RUSH: Gene in Spartanburg, South Carolina. Great to have you, sir, with us. Hello.
CALLER: Hello. Mr. Rush Limbaugh, how are you?
RUSH: I’m fine, sir. Thank you.
CALLER: I’ve been listening to you since the nineties in California.
RUSH: Well, that’s almost… You’re almost a lifer.
CALLER: Well, I was in California. I don’t know where you were. Anyway, I just want you to please, please keep doing what you’re doing. You’re one of the lone voices out there. What I wanted to talk to you about was the raises thing.
CALLER: I never asked for one. I was in corporate business for 50 years. I never asked for a raise, ever once.
RUSH: How many did you get?
CALLER: I worked hard, and if you work hard, the money comes. You know that.
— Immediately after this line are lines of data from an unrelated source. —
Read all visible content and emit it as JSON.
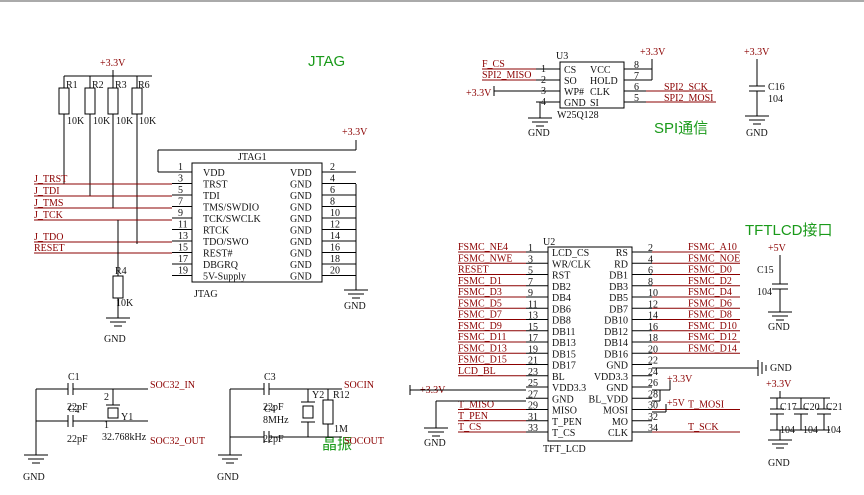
{
  "sections": {
    "jtag": "JTAG",
    "spi": "SPI通信",
    "tft": "TFTLCD接口",
    "crystal": "晶振"
  },
  "power": {
    "p33": "+3.3V",
    "p5": "+5V",
    "gnd": "GND"
  },
  "jtag": {
    "ref": "JTAG1",
    "name": "JTAG",
    "pins_left": [
      {
        "num": "1",
        "name": "VDD"
      },
      {
        "num": "3",
        "name": "TRST"
      },
      {
        "num": "5",
        "name": "TDI"
      },
      {
        "num": "7",
        "name": "TMS/SWDIO"
      },
      {
        "num": "9",
        "name": "TCK/SWCLK"
      },
      {
        "num": "11",
        "name": "RTCK"
      },
      {
        "num": "13",
        "name": "TDO/SWO"
      },
      {
        "num": "15",
        "name": "REST#"
      },
      {
        "num": "17",
        "name": "DBGRQ"
      },
      {
        "num": "19",
        "name": "5V-Supply"
      }
    ],
    "pins_right": [
      {
        "num": "2",
        "name": "VDD"
      },
      {
        "num": "4",
        "name": "GND"
      },
      {
        "num": "6",
        "name": "GND"
      },
      {
        "num": "8",
        "name": "GND"
      },
      {
        "num": "10",
        "name": "GND"
      },
      {
        "num": "12",
        "name": "GND"
      },
      {
        "num": "14",
        "name": "GND"
      },
      {
        "num": "16",
        "name": "GND"
      },
      {
        "num": "18",
        "name": "GND"
      },
      {
        "num": "20",
        "name": "GND"
      }
    ],
    "nets": [
      "J_TRST",
      "J_TDI",
      "J_TMS",
      "J_TCK",
      "J_TDO",
      "RESET"
    ],
    "resistors": [
      {
        "ref": "R1",
        "value": "10K"
      },
      {
        "ref": "R2",
        "value": "10K"
      },
      {
        "ref": "R3",
        "value": "10K"
      },
      {
        "ref": "R6",
        "value": "10K"
      }
    ],
    "r4": {
      "ref": "R4",
      "value": "10K"
    }
  },
  "spi": {
    "ref": "U3",
    "part": "W25Q128",
    "nets": [
      "F_CS",
      "SPI2_MISO",
      "SPI2_SCK",
      "SPI2_MOSI"
    ],
    "pins_left": [
      {
        "num": "1",
        "name": "CS"
      },
      {
        "num": "2",
        "name": "SO"
      },
      {
        "num": "3",
        "name": "WP#"
      },
      {
        "num": "4",
        "name": "GND"
      }
    ],
    "pins_right": [
      {
        "num": "8",
        "name": "VCC"
      },
      {
        "num": "7",
        "name": "HOLD"
      },
      {
        "num": "6",
        "name": "CLK"
      },
      {
        "num": "5",
        "name": "SI"
      }
    ],
    "cap": {
      "ref": "C16",
      "value": "104"
    }
  },
  "tft": {
    "ref": "U2",
    "part": "TFT_LCD",
    "pins": [
      {
        "ln": "1",
        "ls": "LCD_CS",
        "rs": "RS",
        "rn": "2",
        "lnet": "FSMC_NE4",
        "rnet": "FSMC_A10"
      },
      {
        "ln": "3",
        "ls": "WR/CLK",
        "rs": "RD",
        "rn": "4",
        "lnet": "FSMC_NWE",
        "rnet": "FSMC_NOE"
      },
      {
        "ln": "5",
        "ls": "RST",
        "rs": "DB1",
        "rn": "6",
        "lnet": "RESET",
        "rnet": "FSMC_D0"
      },
      {
        "ln": "7",
        "ls": "DB2",
        "rs": "DB3",
        "rn": "8",
        "lnet": "FSMC_D1",
        "rnet": "FSMC_D2"
      },
      {
        "ln": "9",
        "ls": "DB4",
        "rs": "DB5",
        "rn": "10",
        "lnet": "FSMC_D3",
        "rnet": "FSMC_D4"
      },
      {
        "ln": "11",
        "ls": "DB6",
        "rs": "DB7",
        "rn": "12",
        "lnet": "FSMC_D5",
        "rnet": "FSMC_D6"
      },
      {
        "ln": "13",
        "ls": "DB8",
        "rs": "DB10",
        "rn": "14",
        "lnet": "FSMC_D7",
        "rnet": "FSMC_D8"
      },
      {
        "ln": "15",
        "ls": "DB11",
        "rs": "DB12",
        "rn": "16",
        "lnet": "FSMC_D9",
        "rnet": "FSMC_D10"
      },
      {
        "ln": "17",
        "ls": "DB13",
        "rs": "DB14",
        "rn": "18",
        "lnet": "FSMC_D11",
        "rnet": "FSMC_D12"
      },
      {
        "ln": "19",
        "ls": "DB15",
        "rs": "DB16",
        "rn": "20",
        "lnet": "FSMC_D13",
        "rnet": "FSMC_D14"
      },
      {
        "ln": "21",
        "ls": "DB17",
        "rs": "GND",
        "rn": "22",
        "lnet": "FSMC_D15",
        "rnet": ""
      },
      {
        "ln": "23",
        "ls": "BL",
        "rs": "VDD3.3",
        "rn": "24",
        "lnet": "LCD_BL",
        "rnet": ""
      },
      {
        "ln": "25",
        "ls": "VDD3.3",
        "rs": "GND",
        "rn": "26",
        "lnet": "",
        "rnet": ""
      },
      {
        "ln": "27",
        "ls": "GND",
        "rs": "BL_VDD",
        "rn": "28",
        "lnet": "",
        "rnet": ""
      },
      {
        "ln": "29",
        "ls": "MISO",
        "rs": "MOSI",
        "rn": "30",
        "lnet": "T_MISO",
        "rnet": "T_MOSI"
      },
      {
        "ln": "31",
        "ls": "T_PEN",
        "rs": "MO",
        "rn": "32",
        "lnet": "T_PEN",
        "rnet": ""
      },
      {
        "ln": "33",
        "ls": "T_CS",
        "rs": "CLK",
        "rn": "34",
        "lnet": "T_CS",
        "rnet": "T_SCK"
      }
    ],
    "c15": {
      "ref": "C15",
      "value": "104"
    },
    "decoupling": [
      {
        "ref": "C17",
        "value": "104"
      },
      {
        "ref": "C20",
        "value": "104"
      },
      {
        "ref": "C21",
        "value": "104"
      }
    ]
  },
  "crystal": {
    "low": {
      "y": "Y1",
      "freq": "32.768kHz",
      "c1": "C1",
      "c2": "C2",
      "cval": "22pF",
      "net_in": "SOC32_IN",
      "net_out": "SOC32_OUT"
    },
    "high": {
      "y": "Y2",
      "freq": "8MHz",
      "c1": "C3",
      "c2": "C4",
      "cval": "22pF",
      "r": "R12",
      "rval": "1M",
      "net_in": "SOCIN",
      "net_out": "SOCOUT"
    }
  }
}
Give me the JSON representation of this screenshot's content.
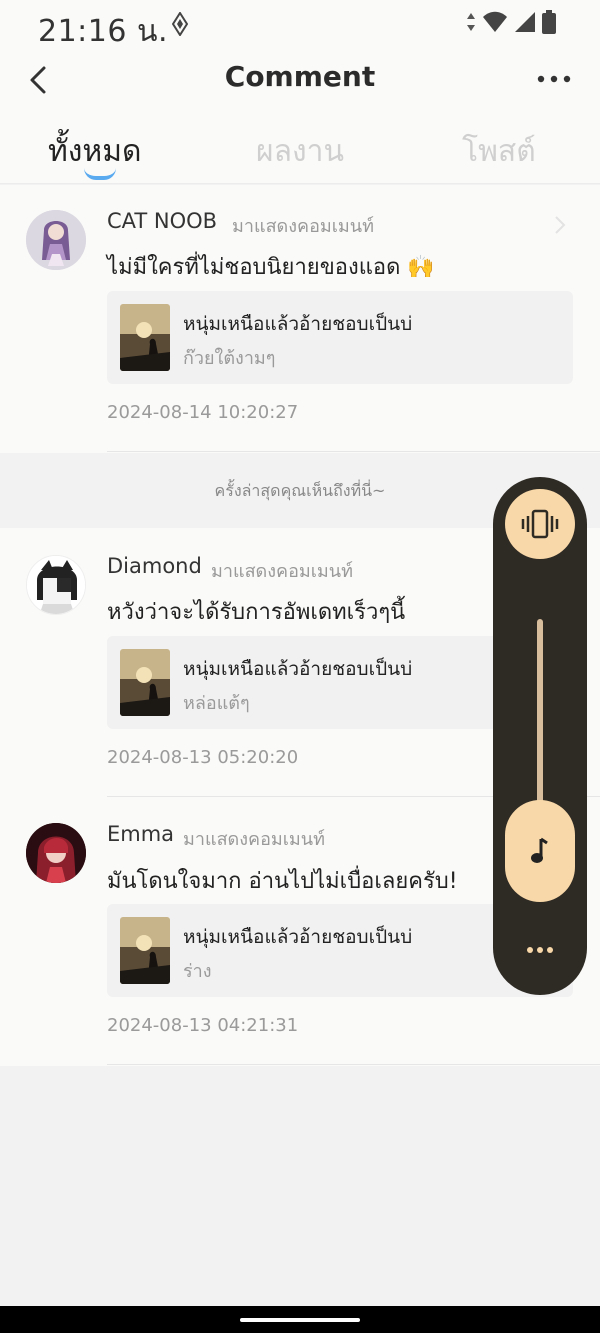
{
  "status_bar": {
    "time": "21:16 น."
  },
  "header": {
    "title": "Comment"
  },
  "tabs": [
    {
      "label": "ทั้งหมด"
    },
    {
      "label": "ผลงาน"
    },
    {
      "label": "โพสต์"
    }
  ],
  "comments": [
    {
      "username": "CAT NOOB",
      "label": "มาแสดงคอมเมนท์",
      "text": "ไม่มีใครที่ไม่ชอบนิยายของแอด 🙌",
      "ref_title": "หนุ่มเหนือแล้วอ้ายชอบเป็นบ่",
      "ref_subtitle": "ก๊วยใต้งามๆ",
      "timestamp": "2024-08-14 10:20:27"
    },
    {
      "username": "Diamond",
      "label": "มาแสดงคอมเมนท์",
      "text": "หวังว่าจะได้รับการอัพเดทเร็วๆนี้",
      "ref_title": "หนุ่มเหนือแล้วอ้ายชอบเป็นบ่",
      "ref_subtitle": "หล่อแต้ๆ",
      "timestamp": "2024-08-13 05:20:20"
    },
    {
      "username": "Emma",
      "label": "มาแสดงคอมเมนท์",
      "text": "มันโดนใจมาก อ่านไปไม่เบื่อเลยครับ!",
      "ref_title": "หนุ่มเหนือแล้วอ้ายชอบเป็นบ่",
      "ref_subtitle": "ร่าง",
      "timestamp": "2024-08-13 04:21:31"
    }
  ],
  "divider_notice": "ครั้งล่าสุดคุณเห็นถึงที่นี่~",
  "volume_panel": {
    "level": 0.05,
    "icons": [
      "vibrate-icon",
      "music-note-icon",
      "more-dots-icon"
    ]
  },
  "colors": {
    "accent": "#5aaaf0",
    "panel": "#2e2a24",
    "panel_button": "#f8d8a8"
  }
}
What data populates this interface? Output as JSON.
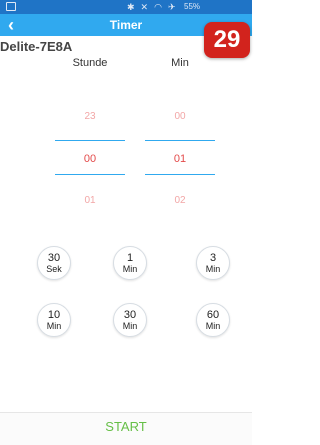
{
  "status_bar": {
    "icons": [
      "bluetooth-icon",
      "mute-icon",
      "wifi-icon",
      "airplane-icon"
    ],
    "battery": "55%"
  },
  "header": {
    "back_glyph": "‹",
    "title": "Timer",
    "badge": "29",
    "color": "#30a9ef",
    "status_color": "#1f74c6"
  },
  "device_name": "Delite-7E8A",
  "picker": {
    "hour_label": "Stunde",
    "minute_label": "Min",
    "hour": {
      "prev": "23",
      "selected": "00",
      "next": "01"
    },
    "minute": {
      "prev": "00",
      "selected": "01",
      "next": "02"
    }
  },
  "presets": [
    {
      "value": "30",
      "unit": "Sek"
    },
    {
      "value": "1",
      "unit": "Min"
    },
    {
      "value": "3",
      "unit": "Min"
    },
    {
      "value": "10",
      "unit": "Min"
    },
    {
      "value": "30",
      "unit": "Min"
    },
    {
      "value": "60",
      "unit": "Min"
    }
  ],
  "start_label": "START",
  "colors": {
    "selected": "#e34a4a",
    "faded": "#f2a6a6",
    "start": "#66bf47",
    "badge": "#d2231d"
  }
}
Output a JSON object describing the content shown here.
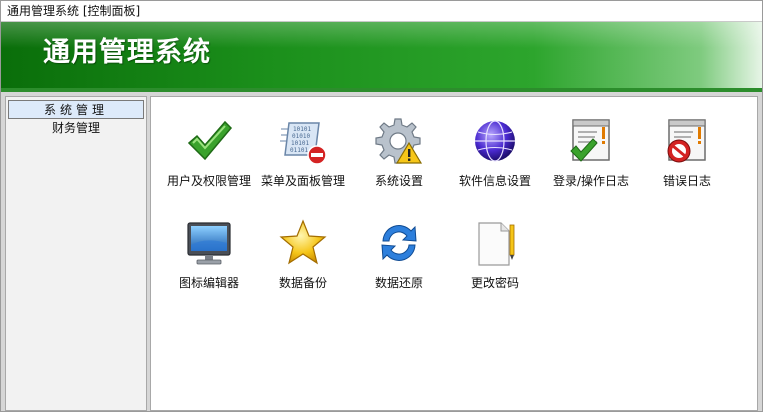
{
  "window": {
    "title": "通用管理系统 [控制面板]"
  },
  "banner": {
    "app_title": "通用管理系统"
  },
  "sidebar": {
    "items": [
      {
        "label": "系统管理",
        "active": true
      },
      {
        "label": "财务管理",
        "active": false
      }
    ]
  },
  "tiles": [
    {
      "label": "用户及权限管理",
      "icon": "checkmark-icon"
    },
    {
      "label": "菜单及面板管理",
      "icon": "binary-document-no-entry-icon"
    },
    {
      "label": "系统设置",
      "icon": "gear-warning-icon"
    },
    {
      "label": "软件信息设置",
      "icon": "globe-icon"
    },
    {
      "label": "登录/操作日志",
      "icon": "log-window-check-icon"
    },
    {
      "label": "错误日志",
      "icon": "log-window-error-icon"
    },
    {
      "label": "图标编辑器",
      "icon": "monitor-icon"
    },
    {
      "label": "数据备份",
      "icon": "star-icon"
    },
    {
      "label": "数据还原",
      "icon": "refresh-arrows-icon"
    },
    {
      "label": "更改密码",
      "icon": "document-pencil-icon"
    }
  ],
  "colors": {
    "banner_green": "#1b8f1b",
    "check_green": "#3aa22c",
    "error_red": "#d42323"
  }
}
RUSH: To a… (sigh) To a point, yes. But I’ve also found that you have to go get it, whatever it is that you want. There’s a certain degree of preparation meeting opportunity (i.e., luck) when things come to you. But the preparation is key, or there can’t be any luck, and then there also has to be some ambition to drive. You have to want it, you have to go get it, you have to answer the door when opportunity knocks. But I know what you mean. The work will speak for itself. If you make yourself valuable to somebody, they will pay to keep you. That’s true.
RUSH: Kevin in Boston. Kevin, I’m glad you waited. Welcome to the EIB Network. Hello.
CALLER: Hey, Rush, how you doing, brother?
RUSH: I’m great. Thank you very much.
CALLER: I’m working to pay my fair share of Barack Obama’s next vacation, and I wanted to respond to you were talking about asking for a raise.
RUSH: Right. Right.
CALLER: I found two ways that really work. First, what really went well for me is that I go to my employer, and I asked him, “What do I need to do to earn of a raise?” So that puts it in a positive conversation. It’s always worked well for me. Tthe second way is to start my own business, which I will do next year.
RUSH: Well, now, see not everybody’s gonna do that, and that’s not a guaranteed raise, but you are in charge. When you start your own business, if you’re the only employee, of course you’re paying yourself. If you have employees, you’re paying them first. They and their benefits get paid first. If you’ve got a passion, there’s nothing that can replace it. But, boy, that’s a big leap. Now, your other method, ask the employer what you have to do to get a raise? What he’s saying is, if you get an answer, go do it. He’s gotten the raise by doing what the boss told him. That didn’t work for me